* _Exercise_:
Please give the records below again in full, exactly, with the images left out.

* _Website and app data records_:
--------------------------------------------------

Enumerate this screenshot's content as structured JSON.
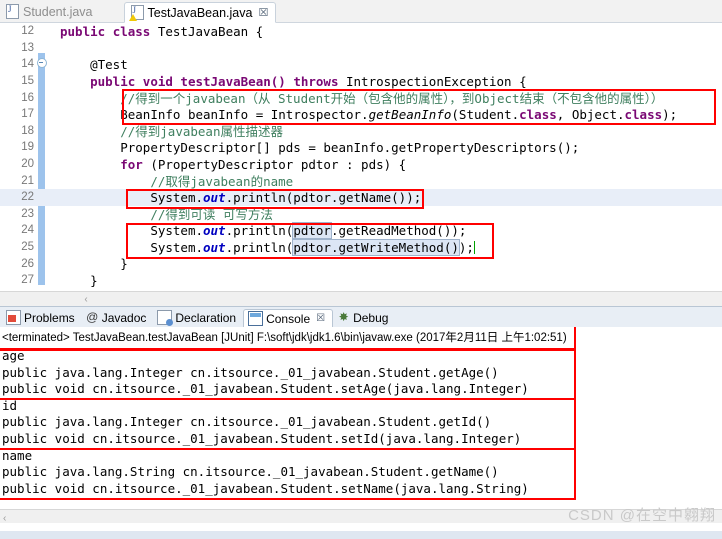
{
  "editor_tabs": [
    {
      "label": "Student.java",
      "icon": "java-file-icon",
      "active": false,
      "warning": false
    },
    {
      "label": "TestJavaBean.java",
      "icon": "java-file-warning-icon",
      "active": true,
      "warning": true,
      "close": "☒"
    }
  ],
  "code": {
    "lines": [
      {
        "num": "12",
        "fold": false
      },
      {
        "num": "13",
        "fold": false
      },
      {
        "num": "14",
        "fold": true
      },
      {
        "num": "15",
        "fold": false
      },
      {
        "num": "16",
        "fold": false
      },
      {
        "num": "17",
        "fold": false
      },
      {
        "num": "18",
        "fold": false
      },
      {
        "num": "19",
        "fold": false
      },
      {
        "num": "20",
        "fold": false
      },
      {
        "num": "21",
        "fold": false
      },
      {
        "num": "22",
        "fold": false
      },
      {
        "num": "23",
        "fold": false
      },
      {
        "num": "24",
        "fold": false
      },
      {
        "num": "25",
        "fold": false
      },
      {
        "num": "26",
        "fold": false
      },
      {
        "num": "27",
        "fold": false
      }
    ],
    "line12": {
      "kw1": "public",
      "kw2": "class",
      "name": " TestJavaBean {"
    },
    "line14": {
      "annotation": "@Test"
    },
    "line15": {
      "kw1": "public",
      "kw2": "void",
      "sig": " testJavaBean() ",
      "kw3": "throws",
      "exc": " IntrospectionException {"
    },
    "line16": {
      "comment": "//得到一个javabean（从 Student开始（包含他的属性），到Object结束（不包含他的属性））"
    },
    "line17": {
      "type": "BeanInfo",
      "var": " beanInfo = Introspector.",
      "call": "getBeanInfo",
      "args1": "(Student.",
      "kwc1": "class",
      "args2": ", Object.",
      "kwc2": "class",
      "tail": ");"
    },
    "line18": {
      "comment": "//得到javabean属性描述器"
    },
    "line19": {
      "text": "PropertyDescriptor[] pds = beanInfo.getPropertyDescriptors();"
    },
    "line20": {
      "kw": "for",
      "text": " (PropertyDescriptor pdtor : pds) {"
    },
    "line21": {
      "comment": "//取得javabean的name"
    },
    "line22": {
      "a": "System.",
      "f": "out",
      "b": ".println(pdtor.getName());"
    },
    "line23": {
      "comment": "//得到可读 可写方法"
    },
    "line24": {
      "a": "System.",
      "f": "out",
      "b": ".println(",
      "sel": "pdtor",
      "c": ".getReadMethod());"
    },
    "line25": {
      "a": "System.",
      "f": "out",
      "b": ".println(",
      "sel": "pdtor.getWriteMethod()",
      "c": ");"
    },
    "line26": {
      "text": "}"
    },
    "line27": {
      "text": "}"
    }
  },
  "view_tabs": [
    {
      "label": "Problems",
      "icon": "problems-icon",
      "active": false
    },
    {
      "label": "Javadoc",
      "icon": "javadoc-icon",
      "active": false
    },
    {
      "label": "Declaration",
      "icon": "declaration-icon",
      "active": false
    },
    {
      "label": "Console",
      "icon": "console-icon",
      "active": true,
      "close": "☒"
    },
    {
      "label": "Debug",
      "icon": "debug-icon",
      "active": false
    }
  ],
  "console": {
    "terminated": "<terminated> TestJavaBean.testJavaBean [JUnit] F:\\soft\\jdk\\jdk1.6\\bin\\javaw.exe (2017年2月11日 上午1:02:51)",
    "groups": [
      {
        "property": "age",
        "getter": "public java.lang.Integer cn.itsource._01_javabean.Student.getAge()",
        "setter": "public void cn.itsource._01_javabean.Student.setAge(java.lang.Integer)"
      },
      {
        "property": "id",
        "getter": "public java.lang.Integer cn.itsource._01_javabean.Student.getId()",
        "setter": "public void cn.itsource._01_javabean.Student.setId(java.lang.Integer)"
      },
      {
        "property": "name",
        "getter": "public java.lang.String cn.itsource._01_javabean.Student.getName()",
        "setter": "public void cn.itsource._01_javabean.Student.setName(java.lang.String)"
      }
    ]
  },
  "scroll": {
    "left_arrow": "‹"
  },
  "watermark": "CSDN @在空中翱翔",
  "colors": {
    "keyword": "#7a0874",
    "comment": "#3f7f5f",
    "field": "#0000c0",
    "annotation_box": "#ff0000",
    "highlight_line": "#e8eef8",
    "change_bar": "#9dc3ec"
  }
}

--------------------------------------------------

* _Result_:
Enumerate this screenshot's content as structured JSON.
{
  "editor_tabs": [
    {
      "label": "Student.java",
      "icon": "java-file-icon",
      "active": false,
      "warning": false
    },
    {
      "label": "TestJavaBean.java",
      "icon": "java-file-warning-icon",
      "active": true,
      "warning": true,
      "close": "☒"
    }
  ],
  "code": {
    "lines": [
      {
        "num": "12",
        "fold": false
      },
      {
        "num": "13",
        "fold": false
      },
      {
        "num": "14",
        "fold": true
      },
      {
        "num": "15",
        "fold": false
      },
      {
        "num": "16",
        "fold": false
      },
      {
        "num": "17",
        "fold": false
      },
      {
        "num": "18",
        "fold": false
      },
      {
        "num": "19",
        "fold": false
      },
      {
        "num": "20",
        "fold": false
      },
      {
        "num": "21",
        "fold": false
      },
      {
        "num": "22",
        "fold": false
      },
      {
        "num": "23",
        "fold": false
      },
      {
        "num": "24",
        "fold": false
      },
      {
        "num": "25",
        "fold": false
      },
      {
        "num": "26",
        "fold": false
      },
      {
        "num": "27",
        "fold": false
      }
    ],
    "line12": {
      "kw1": "public",
      "kw2": "class",
      "name": " TestJavaBean {"
    },
    "line14": {
      "annotation": "@Test"
    },
    "line15": {
      "kw1": "public",
      "kw2": "void",
      "sig": " testJavaBean() ",
      "kw3": "throws",
      "exc": " IntrospectionException {"
    },
    "line16": {
      "comment": "//得到一个javabean（从 Student开始（包含他的属性），到Object结束（不包含他的属性））"
    },
    "line17": {
      "type": "BeanInfo",
      "var": " beanInfo = Introspector.",
      "call": "getBeanInfo",
      "args1": "(Student.",
      "kwc1": "class",
      "args2": ", Object.",
      "kwc2": "class",
      "tail": ");"
    },
    "line18": {
      "comment": "//得到javabean属性描述器"
    },
    "line19": {
      "text": "PropertyDescriptor[] pds = beanInfo.getPropertyDescriptors();"
    },
    "line20": {
      "kw": "for",
      "text": " (PropertyDescriptor pdtor : pds) {"
    },
    "line21": {
      "comment": "//取得javabean的name"
    },
    "line22": {
      "a": "System.",
      "f": "out",
      "b": ".println(pdtor.getName());"
    },
    "line23": {
      "comment": "//得到可读 可写方法"
    },
    "line24": {
      "a": "System.",
      "f": "out",
      "b": ".println(",
      "sel": "pdtor",
      "c": ".getReadMethod());"
    },
    "line25": {
      "a": "System.",
      "f": "out",
      "b": ".println(",
      "sel": "pdtor.getWriteMethod()",
      "c": ");"
    },
    "line26": {
      "text": "}"
    },
    "line27": {
      "text": "}"
    }
  },
  "view_tabs": [
    {
      "label": "Problems",
      "icon": "problems-icon",
      "active": false
    },
    {
      "label": "Javadoc",
      "icon": "javadoc-icon",
      "active": false
    },
    {
      "label": "Declaration",
      "icon": "declaration-icon",
      "active": false
    },
    {
      "label": "Console",
      "icon": "console-icon",
      "active": true,
      "close": "☒"
    },
    {
      "label": "Debug",
      "icon": "debug-icon",
      "active": false
    }
  ],
  "console": {
    "terminated": "<terminated> TestJavaBean.testJavaBean [JUnit] F:\\soft\\jdk\\jdk1.6\\bin\\javaw.exe (2017年2月11日 上午1:02:51)",
    "groups": [
      {
        "property": "age",
        "getter": "public java.lang.Integer cn.itsource._01_javabean.Student.getAge()",
        "setter": "public void cn.itsource._01_javabean.Student.setAge(java.lang.Integer)"
      },
      {
        "property": "id",
        "getter": "public java.lang.Integer cn.itsource._01_javabean.Student.getId()",
        "setter": "public void cn.itsource._01_javabean.Student.setId(java.lang.Integer)"
      },
      {
        "property": "name",
        "getter": "public java.lang.String cn.itsource._01_javabean.Student.getName()",
        "setter": "public void cn.itsource._01_javabean.Student.setName(java.lang.String)"
      }
    ]
  },
  "scroll": {
    "left_arrow": "‹"
  },
  "watermark": "CSDN @在空中翱翔",
  "colors": {
    "keyword": "#7a0874",
    "comment": "#3f7f5f",
    "field": "#0000c0",
    "annotation_box": "#ff0000",
    "highlight_line": "#e8eef8",
    "change_bar": "#9dc3ec"
  }
}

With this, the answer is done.